Dianetic Therapy (AKA Processing)
Surprisingly (since the Church of Scientology is implacably opposed to the use of medication) the therapy that Hubbard proposes here depends on the use of drugs.
Deletion of all comonomes is practicable. The technique is relatively simple. […] the primary technique consists of stimulants. The best stimulant is benzedrine.
What’s more, this passage suggests that the use of drugs is superior to the un-medicated induction of a ‘Dianetic reverie’.
The patient is made to lie down an shut his eyes. The operator begins to count. He suggests the patient relax. At length the patient’s eyelids will flutter. (Medicine will also accomplish this without producing a harmful amensia [sic] hypnotic state).
The ‘therapy’ consists of taking the patient back through his life to the incident which ’caused’ his present symptoms until they subside. Only one (rather confusing) example is given of a man who falls into crevasse knocking himself out and slightly hurting his arm. Hubbard states that the comonome [engram] he acquires during this experience puts him at risk of developing arthritis in his arm if he continues to be exposed to ice – a condition that can supposedly be cured with Dianetic processing.
“Terra Incognita” and “Dianetics”
Expanding this article to book length required Hubbard to do a lot of padding. In “Dianetics”, he provided more examples (mostly of engrams caused by the patient being abused while still in the womb – Hubbard appeared to have had an obsession about DIY abortion) and he could not resist the temptation to praise himself to the skies – for example,

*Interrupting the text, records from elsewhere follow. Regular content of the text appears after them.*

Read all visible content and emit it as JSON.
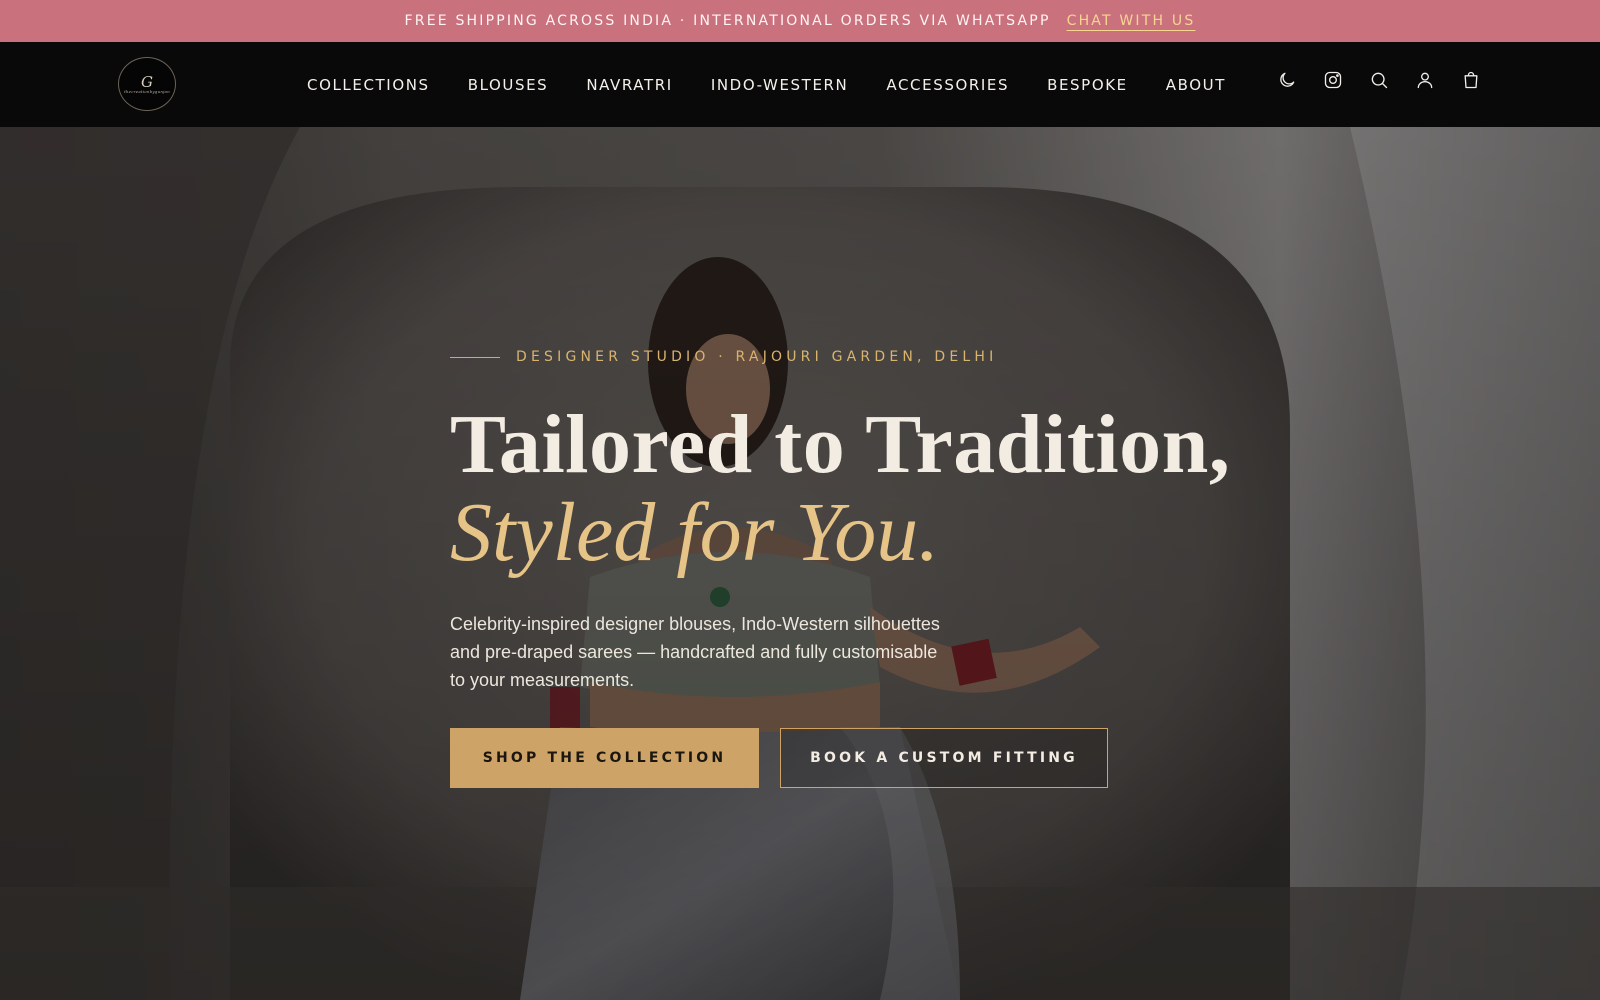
{
  "colors": {
    "announce_bg": "#c9727e",
    "header_bg": "#0a0909",
    "accent_gold": "#cda367",
    "hero_heading": "#f3ece3",
    "hero_italic": "#e6c387"
  },
  "announcement": {
    "text": "FREE SHIPPING ACROSS INDIA · INTERNATIONAL ORDERS VIA WHATSAPP",
    "link": "CHAT WITH US"
  },
  "header": {
    "logo_mark": "G",
    "logo_script": "thecreationbygunjan",
    "nav": [
      {
        "label": "COLLECTIONS"
      },
      {
        "label": "BLOUSES"
      },
      {
        "label": "NAVRATRI"
      },
      {
        "label": "INDO-WESTERN"
      },
      {
        "label": "ACCESSORIES"
      },
      {
        "label": "BESPOKE"
      },
      {
        "label": "ABOUT"
      }
    ],
    "icons": [
      "moon-icon",
      "instagram-icon",
      "search-icon",
      "user-icon",
      "bag-icon"
    ]
  },
  "hero": {
    "eyebrow": "DESIGNER STUDIO · RAJOURI GARDEN, DELHI",
    "title_line1": "Tailored to Tradition,",
    "title_line2": "Styled for You.",
    "subtitle": "Celebrity-inspired designer blouses, Indo-Western silhouettes and pre-draped sarees — handcrafted and fully customisable to your measurements.",
    "primary_cta": "SHOP THE COLLECTION",
    "secondary_cta": "BOOK A CUSTOM FITTING"
  }
}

The creation of dianetics is a milestone for Man comparable to his discovery of fire and superior to his invention of the wheel and arch.
If you want to get the gist of the therapy that Hubbard described in “Dianetics”, and the claims Hubbard made for it, read this article in “The Explorer’s Journal”. It covers the same ground and it is (mercifully) shorter.